The grants awarded by the Baker-Polito Administration include:
Tel-electric Dam Removal and West Branch Housatonic River Revitalization, Pittsfield
Award: City of Pittsfield, $1,500,000
The grant supports the deconstruction of the obsolete 20-foot-high, 40-foot-wide Tel-electric Dam on the West Branch of the Housatonic River in downtown Pittsfield. The dam is in poor condition and contributes to the flood damage of close to 200 upstream properties and structures. Removing the dam will reduce upstream flooding, restore river connectivity for fish and other wildlife, and improve water quality. The project is linked to West Side neighborhood revitalization and greenway construction by the City of Pittsfield.
Abbey Brook Revitalization Project, Chicopee
Award: City of Chicopee, $25,000
This grant helps the City of Chicopee plan two dam removals and create public access to Abbey Brook in Szot Park. Abbey Brook flows through an urbanized watershed from Springfield to its confluence with the Chicopee River. The City of Chicopee is exploring the removal of the two Bemis Pond dams located in Szot Park. The dams are aging and have outlived their original purpose. Removal of the dams will improve water quality in the brook, remove an ongoing maintenance burden carried by the City, and improve resilience to extreme storms.
Rice Corner Road Culvert Replacement, Brookfield
Award: Town of Brookfield, $5,000
This grant supports final design, permitting and construction bidding for a culvert replacement project in Brookfield. The culvert at Rice Corner Road in Brookfield is a severely degraded 113-foot-long, 5-foot diameter, corrugated metal pipe. Replacing the failing culvert will provide passage for resident brook trout and other aquatic species, and will improve Brookfield’s road network and resilience to floods.
Mattapoisett Bogs Restoration, Mattapoisett
Award: Buzzards Bay Coalition, $30,000
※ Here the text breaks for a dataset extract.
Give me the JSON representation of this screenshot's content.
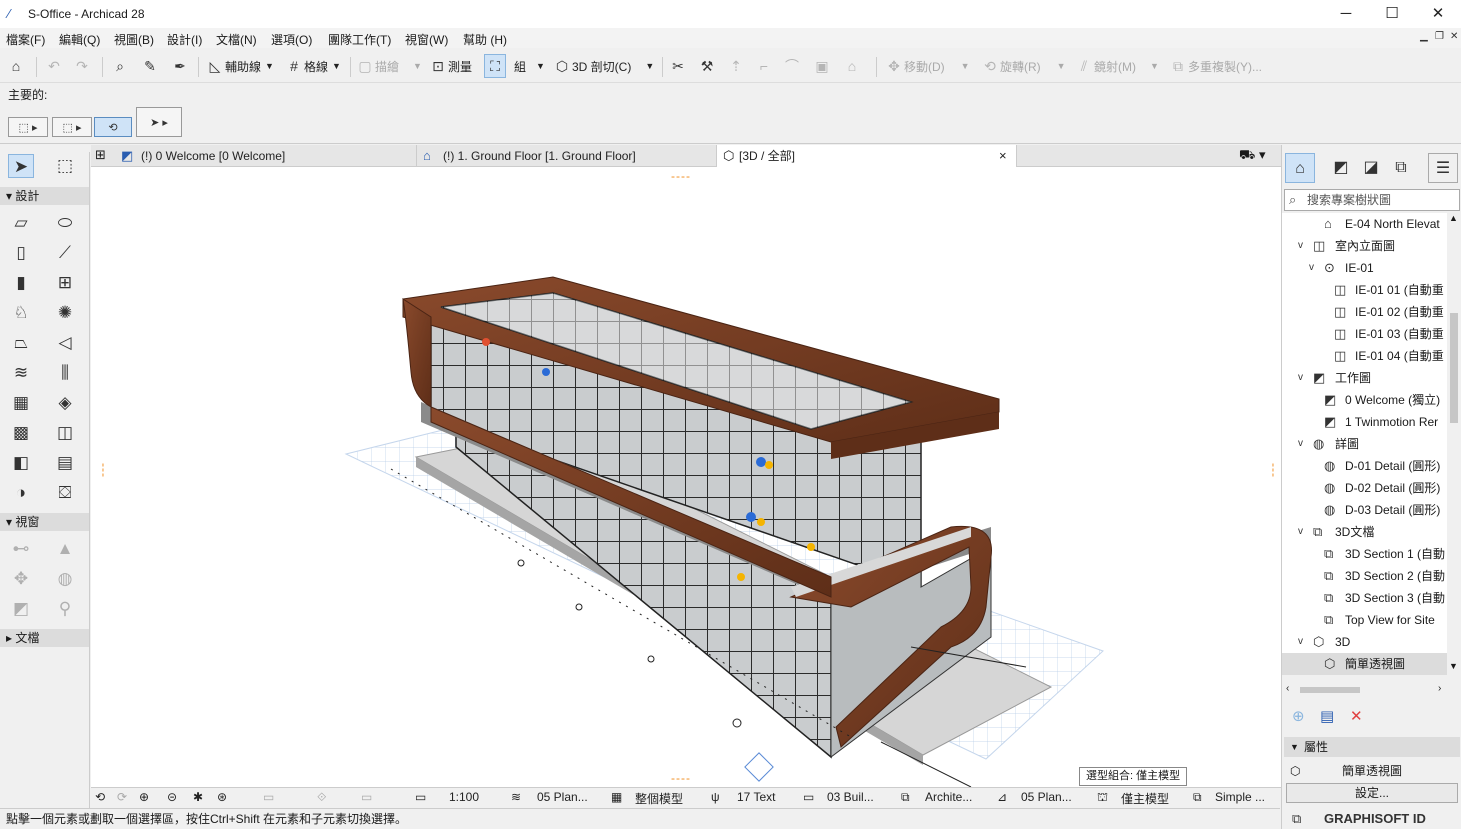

The grant supports the restoration of 220 acres of freshwater wetland habitat in Mattapoisett. The Buzzards Bay Coalition (BBC) acquired this former cranberry farm and surrounding lands in 2011, and now manages the site for public access and open space. Known as the Mattapoisett River Reserve, the site is regularly used by community members for walking, hiking, biking and fishing. BBC aims to restore connectivity, diversify natural habitats including for rare species, and improve recreational and educational opportunities. This grant, which will support the design process, will leverage over $1.6 million for construction that has already been secured from the USDA Natural Resources Conservation Service, as well as a MassTrails grant secured for future recreation improvements.
Cow Yards Salt Marsh Restoration Project
Award: Dartmouth Natural Resources Trust, $15,000
This grant supports engineering and design for the Cow Yards Salt Marsh Restoration Project, located off an unnamed tributary of the Little River in Dartmouth. Restoration of this coastal wetland will reduce both impounding and poor drainage conditions that have impaired the growth of native Spartina grasses and facilitated the loss of marsh habitat. This grant will complement $55,000 in Buzzards Bay Watershed Municipal Mini-grant funding and Dartmouth Natural Resources Trust matching funds.
Great Marsh Restoration Project
Award: Trustees of Reservations, $30,000
This grant will help the Trustees of Reservations pilot new restoration techniques to increase the Great Marsh’s resilience to climate change and sea level rise. As part of the pilot restoration project, DER will assist the Trustees with review and development of monitoring protocols and baseline data collection. Grant funds will support establishment of long-term monitoring stations necessary to evaluate these innovative restoration techniques that target the legacy impacts of historic salt marsh ditching.